3. The consumption pattern for maize produced in India at present includes poultry feed 52%, human food 24%, animal feed 11% and more than 22% going towards industrial processing.

4. Some estimates indicate that India may have to produce 55 million tones of maize to meet its requirement for human consumption, poultry, piggery, pharma industry and fodder by 2030.

5. The current utilization pattern reflects importance of maize as feed.


1. Maize crop provides equal opportunity for regular income and availability of green fodder

2. Baby corn and sweet corn products are attracting the fancy of rich and upper middle class and are commonly available in the hotels, restaurants, malls etc.

3. Due to the increasing cultivation of these corns, a lot of maize stalks are also available which could efficiently be used as animal fodder.

4. The fodder quality of maize stalks grown for baby corn purpose and protein content of baby corn stalks were almost equivalent to the maize grown for fodder purpose.

5. This is an area where maize can play an important role as animal fodder.

6. The nutritional quality of baby corn stalks is almost at par with the maize grown for fodder purpose. The baby corn and sweet corn is as good as fodder maize.


The fodder quality of green maize is far excellent. Amongst the non-legume cultivated fodders, maize is the only fodder which produces better nutritional quality along with good quantity of biomass


1. For dairying to be successful there must be year round fodder supply.

2. In India shortage of green fodder occurs during the months of Nov-Dec and May-June.

3. During this period the farmers have to feed straws and stovers along with the costly concentrates to fulfill the daily dietary requirements of cattle.

4. The straws or stovers are not nutritious feed and is often deficient in some vital nutrients and hence reduce the milk production potential of the cattle, whereas the concentrates are economically not viable.

5. Therefore, it is important to produce and conserve forages in sufficient quantity and of good enough quality.

6. Maize being cereal fodder with highest biomass production potential per day can be effectively conserved as silage.


1. Stover is widely used as the major source of animal feed in our country particularly in the regions having plenty of maize production.

2. With the increasing production and productivity of maize, the maize stover is available in plenty.

3. The ratio of corn stover to grain is typically assumed to be 1:1; thus, there is 40 quintals of maize stover produced for every 40 quintals of grain harvested.

4. In our country the current technology of maize harvest is suitable for the 100% availability of stover, maize is harvested manually and the stover is collected.

5. Maize stover is utilized for animal feeding during lean periods.

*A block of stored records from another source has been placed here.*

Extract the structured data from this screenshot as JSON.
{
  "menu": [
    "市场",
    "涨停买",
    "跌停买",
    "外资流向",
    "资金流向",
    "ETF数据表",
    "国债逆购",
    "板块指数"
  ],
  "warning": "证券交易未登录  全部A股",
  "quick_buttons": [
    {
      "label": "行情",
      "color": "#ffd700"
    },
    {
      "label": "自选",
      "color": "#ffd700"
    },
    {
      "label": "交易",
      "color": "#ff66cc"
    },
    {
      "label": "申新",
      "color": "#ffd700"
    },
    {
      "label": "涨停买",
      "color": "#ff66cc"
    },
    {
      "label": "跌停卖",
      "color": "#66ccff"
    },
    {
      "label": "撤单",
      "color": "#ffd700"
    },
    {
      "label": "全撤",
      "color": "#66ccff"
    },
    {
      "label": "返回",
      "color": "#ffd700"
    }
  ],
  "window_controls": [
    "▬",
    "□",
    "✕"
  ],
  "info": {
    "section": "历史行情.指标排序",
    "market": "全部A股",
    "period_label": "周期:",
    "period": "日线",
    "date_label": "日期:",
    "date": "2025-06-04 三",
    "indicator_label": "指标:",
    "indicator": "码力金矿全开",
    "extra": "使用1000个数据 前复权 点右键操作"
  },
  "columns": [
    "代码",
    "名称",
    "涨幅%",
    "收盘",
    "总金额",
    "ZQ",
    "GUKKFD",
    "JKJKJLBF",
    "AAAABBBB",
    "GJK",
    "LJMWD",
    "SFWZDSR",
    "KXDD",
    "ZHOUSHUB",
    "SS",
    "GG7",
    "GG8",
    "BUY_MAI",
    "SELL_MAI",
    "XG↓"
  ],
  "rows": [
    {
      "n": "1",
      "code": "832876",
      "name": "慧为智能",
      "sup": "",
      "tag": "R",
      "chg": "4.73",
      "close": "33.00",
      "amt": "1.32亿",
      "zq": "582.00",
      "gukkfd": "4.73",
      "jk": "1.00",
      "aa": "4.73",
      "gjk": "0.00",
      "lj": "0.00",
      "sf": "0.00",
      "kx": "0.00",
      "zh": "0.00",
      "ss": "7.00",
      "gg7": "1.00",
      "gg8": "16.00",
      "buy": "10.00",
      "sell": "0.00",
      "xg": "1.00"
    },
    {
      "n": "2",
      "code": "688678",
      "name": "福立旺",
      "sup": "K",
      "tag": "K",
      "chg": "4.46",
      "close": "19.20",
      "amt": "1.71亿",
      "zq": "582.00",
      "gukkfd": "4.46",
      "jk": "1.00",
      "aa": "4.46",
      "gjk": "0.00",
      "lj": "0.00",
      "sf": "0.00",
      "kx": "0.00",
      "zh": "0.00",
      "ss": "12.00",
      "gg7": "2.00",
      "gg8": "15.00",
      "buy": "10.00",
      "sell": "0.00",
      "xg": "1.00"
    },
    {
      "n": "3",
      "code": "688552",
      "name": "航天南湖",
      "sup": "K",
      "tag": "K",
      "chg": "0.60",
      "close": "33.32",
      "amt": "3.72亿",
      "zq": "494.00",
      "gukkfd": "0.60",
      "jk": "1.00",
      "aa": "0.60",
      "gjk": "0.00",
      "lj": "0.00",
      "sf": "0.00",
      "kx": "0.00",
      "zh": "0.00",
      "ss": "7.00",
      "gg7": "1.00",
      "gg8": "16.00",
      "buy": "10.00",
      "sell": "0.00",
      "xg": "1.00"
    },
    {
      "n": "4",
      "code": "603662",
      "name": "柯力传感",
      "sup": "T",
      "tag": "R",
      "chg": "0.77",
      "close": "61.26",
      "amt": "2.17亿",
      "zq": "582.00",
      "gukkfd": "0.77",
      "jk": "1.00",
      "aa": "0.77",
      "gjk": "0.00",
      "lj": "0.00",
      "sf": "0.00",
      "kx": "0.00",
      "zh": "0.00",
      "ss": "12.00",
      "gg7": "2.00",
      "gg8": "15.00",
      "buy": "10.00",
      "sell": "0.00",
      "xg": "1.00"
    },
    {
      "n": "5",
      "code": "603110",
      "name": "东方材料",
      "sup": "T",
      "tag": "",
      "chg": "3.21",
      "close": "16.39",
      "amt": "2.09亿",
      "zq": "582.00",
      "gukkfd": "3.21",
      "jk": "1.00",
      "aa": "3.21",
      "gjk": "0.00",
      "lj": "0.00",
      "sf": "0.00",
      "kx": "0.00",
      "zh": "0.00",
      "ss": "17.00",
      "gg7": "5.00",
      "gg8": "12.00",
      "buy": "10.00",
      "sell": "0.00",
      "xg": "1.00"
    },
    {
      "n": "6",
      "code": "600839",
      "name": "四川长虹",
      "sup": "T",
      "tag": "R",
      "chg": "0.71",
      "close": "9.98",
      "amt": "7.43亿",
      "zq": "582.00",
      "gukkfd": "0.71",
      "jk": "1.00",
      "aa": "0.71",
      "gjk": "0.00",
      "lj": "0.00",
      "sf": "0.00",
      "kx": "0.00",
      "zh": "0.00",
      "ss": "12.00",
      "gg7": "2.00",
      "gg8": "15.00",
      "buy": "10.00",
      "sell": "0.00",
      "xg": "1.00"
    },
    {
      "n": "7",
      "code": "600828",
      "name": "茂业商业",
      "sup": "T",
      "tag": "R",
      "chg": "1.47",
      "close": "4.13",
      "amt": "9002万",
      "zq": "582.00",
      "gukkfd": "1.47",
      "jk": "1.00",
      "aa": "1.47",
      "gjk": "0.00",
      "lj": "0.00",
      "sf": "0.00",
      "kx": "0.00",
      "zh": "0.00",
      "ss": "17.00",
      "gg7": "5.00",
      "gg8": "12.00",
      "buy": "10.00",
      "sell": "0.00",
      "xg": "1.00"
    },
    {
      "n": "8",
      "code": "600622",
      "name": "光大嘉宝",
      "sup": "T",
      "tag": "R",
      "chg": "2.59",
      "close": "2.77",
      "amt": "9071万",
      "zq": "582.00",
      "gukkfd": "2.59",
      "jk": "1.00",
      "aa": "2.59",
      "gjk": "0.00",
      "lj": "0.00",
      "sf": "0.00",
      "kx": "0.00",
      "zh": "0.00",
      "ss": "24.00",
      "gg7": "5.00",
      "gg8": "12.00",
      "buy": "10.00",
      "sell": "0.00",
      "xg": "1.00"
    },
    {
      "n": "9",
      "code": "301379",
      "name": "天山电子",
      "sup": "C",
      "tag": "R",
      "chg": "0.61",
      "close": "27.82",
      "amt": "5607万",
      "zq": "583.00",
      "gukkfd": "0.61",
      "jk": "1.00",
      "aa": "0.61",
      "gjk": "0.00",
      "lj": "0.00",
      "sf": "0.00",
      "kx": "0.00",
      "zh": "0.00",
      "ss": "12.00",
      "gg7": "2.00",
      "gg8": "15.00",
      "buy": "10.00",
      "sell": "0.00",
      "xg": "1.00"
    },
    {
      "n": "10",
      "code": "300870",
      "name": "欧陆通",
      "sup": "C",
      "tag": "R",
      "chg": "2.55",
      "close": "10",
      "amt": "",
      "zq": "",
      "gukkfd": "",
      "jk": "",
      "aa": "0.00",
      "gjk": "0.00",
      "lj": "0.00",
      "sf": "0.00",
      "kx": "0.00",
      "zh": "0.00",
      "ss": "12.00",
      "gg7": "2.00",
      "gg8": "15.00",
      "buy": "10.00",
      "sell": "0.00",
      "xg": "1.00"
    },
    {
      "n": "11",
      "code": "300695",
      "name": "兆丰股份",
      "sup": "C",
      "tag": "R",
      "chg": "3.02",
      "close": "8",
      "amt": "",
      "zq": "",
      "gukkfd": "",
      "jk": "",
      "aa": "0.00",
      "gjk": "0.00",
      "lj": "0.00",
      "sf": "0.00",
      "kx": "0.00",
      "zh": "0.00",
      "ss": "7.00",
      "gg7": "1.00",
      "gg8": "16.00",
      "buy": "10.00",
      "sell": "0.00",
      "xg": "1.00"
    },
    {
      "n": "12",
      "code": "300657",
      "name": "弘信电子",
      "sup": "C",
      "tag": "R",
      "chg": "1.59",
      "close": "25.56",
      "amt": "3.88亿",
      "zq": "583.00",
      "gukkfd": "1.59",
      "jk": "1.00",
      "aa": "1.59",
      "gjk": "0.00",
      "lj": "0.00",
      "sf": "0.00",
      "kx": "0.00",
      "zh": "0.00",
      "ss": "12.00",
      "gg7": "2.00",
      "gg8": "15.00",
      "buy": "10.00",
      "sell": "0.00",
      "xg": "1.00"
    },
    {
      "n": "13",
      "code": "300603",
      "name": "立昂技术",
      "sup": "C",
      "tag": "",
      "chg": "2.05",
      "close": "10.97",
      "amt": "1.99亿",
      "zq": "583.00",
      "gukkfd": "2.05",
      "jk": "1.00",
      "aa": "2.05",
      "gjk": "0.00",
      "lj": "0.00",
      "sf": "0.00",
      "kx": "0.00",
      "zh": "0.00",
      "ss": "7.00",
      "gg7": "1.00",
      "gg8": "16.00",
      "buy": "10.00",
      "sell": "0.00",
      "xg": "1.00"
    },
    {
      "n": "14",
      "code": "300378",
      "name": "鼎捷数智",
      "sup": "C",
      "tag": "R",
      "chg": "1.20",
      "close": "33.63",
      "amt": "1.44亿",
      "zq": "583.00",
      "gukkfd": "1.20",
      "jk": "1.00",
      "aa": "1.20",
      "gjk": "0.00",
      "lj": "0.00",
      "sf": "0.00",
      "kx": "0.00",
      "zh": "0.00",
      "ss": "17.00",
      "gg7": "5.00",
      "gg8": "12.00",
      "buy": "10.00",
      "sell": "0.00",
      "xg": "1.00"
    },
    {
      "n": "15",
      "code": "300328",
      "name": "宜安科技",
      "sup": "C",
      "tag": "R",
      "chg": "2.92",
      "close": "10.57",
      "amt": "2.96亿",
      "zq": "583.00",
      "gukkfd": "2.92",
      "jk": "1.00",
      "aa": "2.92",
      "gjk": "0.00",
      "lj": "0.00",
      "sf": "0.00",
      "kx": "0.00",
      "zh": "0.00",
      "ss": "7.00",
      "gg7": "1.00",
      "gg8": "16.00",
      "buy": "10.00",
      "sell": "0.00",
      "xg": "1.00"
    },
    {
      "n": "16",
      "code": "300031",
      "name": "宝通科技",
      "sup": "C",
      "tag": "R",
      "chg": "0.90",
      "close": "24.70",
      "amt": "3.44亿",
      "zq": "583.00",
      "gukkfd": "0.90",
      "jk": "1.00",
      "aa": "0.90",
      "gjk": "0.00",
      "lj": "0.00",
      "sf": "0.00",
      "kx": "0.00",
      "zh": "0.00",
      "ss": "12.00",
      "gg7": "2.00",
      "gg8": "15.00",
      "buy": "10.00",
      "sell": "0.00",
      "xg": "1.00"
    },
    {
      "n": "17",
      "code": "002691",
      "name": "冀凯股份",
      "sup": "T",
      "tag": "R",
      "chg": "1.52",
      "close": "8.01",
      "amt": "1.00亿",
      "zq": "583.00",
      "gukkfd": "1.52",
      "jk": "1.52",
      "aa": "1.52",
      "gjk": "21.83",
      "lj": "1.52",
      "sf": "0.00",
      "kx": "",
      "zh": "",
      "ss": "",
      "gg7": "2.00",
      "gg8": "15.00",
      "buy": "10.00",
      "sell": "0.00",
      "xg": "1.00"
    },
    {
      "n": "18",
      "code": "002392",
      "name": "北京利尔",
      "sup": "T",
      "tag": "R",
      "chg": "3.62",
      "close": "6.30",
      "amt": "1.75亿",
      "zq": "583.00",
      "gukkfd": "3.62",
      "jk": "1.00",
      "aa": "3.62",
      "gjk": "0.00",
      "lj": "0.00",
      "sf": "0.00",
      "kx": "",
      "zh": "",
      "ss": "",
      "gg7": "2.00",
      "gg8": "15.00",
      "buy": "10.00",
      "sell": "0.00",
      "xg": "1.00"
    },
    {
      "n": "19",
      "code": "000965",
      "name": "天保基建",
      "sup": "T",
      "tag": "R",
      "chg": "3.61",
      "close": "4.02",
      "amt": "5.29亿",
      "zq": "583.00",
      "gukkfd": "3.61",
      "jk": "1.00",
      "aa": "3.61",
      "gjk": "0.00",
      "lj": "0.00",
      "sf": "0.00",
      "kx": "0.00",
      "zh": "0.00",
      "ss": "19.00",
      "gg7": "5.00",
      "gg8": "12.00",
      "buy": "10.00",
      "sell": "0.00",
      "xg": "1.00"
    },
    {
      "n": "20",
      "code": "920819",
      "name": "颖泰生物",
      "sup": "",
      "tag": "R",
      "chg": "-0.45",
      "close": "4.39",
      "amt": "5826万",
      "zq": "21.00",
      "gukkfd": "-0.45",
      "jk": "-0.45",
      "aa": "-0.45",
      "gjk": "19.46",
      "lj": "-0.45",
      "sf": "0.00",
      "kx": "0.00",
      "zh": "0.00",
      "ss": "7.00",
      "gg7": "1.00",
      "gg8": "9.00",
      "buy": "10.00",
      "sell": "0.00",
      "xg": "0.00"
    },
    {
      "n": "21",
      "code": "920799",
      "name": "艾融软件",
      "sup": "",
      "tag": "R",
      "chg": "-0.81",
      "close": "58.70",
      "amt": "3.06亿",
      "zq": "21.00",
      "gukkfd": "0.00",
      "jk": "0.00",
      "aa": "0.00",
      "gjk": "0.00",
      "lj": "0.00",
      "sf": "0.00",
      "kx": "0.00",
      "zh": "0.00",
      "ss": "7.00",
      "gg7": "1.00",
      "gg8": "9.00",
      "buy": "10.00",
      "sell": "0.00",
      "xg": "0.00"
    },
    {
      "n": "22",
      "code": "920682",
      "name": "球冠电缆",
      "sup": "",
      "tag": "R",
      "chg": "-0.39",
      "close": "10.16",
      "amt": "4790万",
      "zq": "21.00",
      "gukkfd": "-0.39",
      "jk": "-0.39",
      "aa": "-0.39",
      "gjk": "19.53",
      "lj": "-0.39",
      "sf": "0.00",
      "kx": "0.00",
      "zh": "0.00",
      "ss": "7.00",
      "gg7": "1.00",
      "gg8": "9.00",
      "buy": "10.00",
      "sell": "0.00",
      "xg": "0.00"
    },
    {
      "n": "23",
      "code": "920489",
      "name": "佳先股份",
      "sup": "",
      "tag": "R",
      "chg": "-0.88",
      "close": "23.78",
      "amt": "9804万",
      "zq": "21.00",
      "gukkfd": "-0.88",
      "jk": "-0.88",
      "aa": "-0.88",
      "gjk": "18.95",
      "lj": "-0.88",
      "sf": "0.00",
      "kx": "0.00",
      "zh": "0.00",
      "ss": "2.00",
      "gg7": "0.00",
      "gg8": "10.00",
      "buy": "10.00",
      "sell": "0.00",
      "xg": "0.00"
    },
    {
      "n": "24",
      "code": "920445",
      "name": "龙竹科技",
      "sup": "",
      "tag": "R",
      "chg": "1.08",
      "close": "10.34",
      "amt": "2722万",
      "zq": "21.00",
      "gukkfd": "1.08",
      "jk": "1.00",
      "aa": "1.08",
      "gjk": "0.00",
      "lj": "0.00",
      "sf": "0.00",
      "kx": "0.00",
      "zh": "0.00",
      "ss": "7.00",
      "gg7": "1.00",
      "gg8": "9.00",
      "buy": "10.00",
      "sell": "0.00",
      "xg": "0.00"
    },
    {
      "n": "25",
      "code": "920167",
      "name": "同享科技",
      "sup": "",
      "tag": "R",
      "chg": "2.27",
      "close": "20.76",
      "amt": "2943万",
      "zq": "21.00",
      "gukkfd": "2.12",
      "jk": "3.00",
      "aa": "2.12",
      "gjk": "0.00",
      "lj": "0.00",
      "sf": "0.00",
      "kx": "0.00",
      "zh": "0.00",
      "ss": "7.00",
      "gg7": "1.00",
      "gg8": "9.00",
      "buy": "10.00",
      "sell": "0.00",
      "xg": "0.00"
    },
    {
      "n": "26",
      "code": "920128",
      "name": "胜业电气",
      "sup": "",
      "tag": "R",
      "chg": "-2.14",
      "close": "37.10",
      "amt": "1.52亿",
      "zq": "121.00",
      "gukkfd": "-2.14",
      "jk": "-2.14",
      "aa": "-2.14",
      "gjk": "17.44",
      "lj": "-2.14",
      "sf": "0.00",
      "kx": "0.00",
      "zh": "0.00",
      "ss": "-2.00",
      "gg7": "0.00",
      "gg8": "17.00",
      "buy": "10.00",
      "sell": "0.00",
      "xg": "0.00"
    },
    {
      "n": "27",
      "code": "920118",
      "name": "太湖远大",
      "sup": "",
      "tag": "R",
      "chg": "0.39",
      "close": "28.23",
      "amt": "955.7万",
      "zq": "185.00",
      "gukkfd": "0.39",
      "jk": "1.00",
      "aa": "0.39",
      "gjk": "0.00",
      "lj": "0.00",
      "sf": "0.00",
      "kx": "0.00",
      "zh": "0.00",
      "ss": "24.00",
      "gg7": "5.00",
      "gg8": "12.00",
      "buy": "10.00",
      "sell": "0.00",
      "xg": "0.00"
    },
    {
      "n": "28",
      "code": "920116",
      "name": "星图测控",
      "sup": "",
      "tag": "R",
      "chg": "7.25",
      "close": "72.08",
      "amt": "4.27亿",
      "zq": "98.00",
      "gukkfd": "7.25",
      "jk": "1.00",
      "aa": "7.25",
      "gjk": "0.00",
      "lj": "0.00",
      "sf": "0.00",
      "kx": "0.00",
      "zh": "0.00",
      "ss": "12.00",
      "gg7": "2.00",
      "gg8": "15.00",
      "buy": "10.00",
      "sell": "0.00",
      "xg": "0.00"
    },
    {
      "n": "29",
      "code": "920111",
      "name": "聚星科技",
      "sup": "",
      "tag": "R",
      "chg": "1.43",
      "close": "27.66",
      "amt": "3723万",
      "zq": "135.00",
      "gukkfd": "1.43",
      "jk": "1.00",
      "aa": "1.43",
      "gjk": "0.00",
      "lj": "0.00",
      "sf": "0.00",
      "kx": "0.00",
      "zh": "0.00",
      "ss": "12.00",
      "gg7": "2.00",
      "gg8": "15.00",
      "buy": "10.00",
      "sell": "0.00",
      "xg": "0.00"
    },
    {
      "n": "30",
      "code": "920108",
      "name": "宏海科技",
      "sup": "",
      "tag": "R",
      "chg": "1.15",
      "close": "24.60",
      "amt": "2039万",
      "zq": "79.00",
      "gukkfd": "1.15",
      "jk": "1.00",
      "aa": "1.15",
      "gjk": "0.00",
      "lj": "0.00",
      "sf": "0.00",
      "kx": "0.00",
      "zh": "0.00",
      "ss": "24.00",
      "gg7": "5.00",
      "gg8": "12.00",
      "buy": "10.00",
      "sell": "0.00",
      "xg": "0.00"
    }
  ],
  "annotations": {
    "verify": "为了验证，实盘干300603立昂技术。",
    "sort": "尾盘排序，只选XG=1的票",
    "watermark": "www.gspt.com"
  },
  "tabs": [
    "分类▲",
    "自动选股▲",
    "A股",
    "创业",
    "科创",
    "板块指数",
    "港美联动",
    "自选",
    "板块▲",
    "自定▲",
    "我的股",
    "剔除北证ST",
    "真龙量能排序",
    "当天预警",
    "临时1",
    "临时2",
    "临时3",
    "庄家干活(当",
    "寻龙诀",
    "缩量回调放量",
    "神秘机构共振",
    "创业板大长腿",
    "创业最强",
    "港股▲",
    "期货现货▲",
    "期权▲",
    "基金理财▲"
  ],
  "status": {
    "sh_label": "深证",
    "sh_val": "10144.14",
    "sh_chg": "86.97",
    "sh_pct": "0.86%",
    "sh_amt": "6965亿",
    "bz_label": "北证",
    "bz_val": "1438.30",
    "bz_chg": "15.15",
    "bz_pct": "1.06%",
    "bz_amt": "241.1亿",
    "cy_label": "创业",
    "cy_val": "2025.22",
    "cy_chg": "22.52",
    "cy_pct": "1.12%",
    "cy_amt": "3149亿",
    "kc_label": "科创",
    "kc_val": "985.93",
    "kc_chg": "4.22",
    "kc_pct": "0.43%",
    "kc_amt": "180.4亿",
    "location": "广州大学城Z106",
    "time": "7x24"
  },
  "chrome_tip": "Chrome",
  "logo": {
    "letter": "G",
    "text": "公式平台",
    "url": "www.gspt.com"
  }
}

6. Due to scarcity of fodder stover is often sold at exorbitant rates ranging from Rs. 1-5 per kg.

7. Maize stover can successfully be incorporated in ruminant rations and that such rations have relatively high digestibilities.

8. Quality can be enhanced by urea treatment.


Maize is an excellent crop which could effectively be utilized as a feed and fodder crop. Specialty corn is going to play an important role in the socio economic perspective of the rural folk. Baby corn and sweet corn cultivation will substantially add up to the income of the farmers as specialty corn is sold at reasonably good price in the market, where the green fodder will boost the dairy industry. The silage making is breakthrough technology which could provide a quantum boost to the dairy sector. And lastly the urea treatment of maize stover is a simple technique much suitable for small and marginal farmers, whereby then can easily enhance the milk production potential of their cattle.

About Author / Additional Info:
I am currently working Senior Scientist.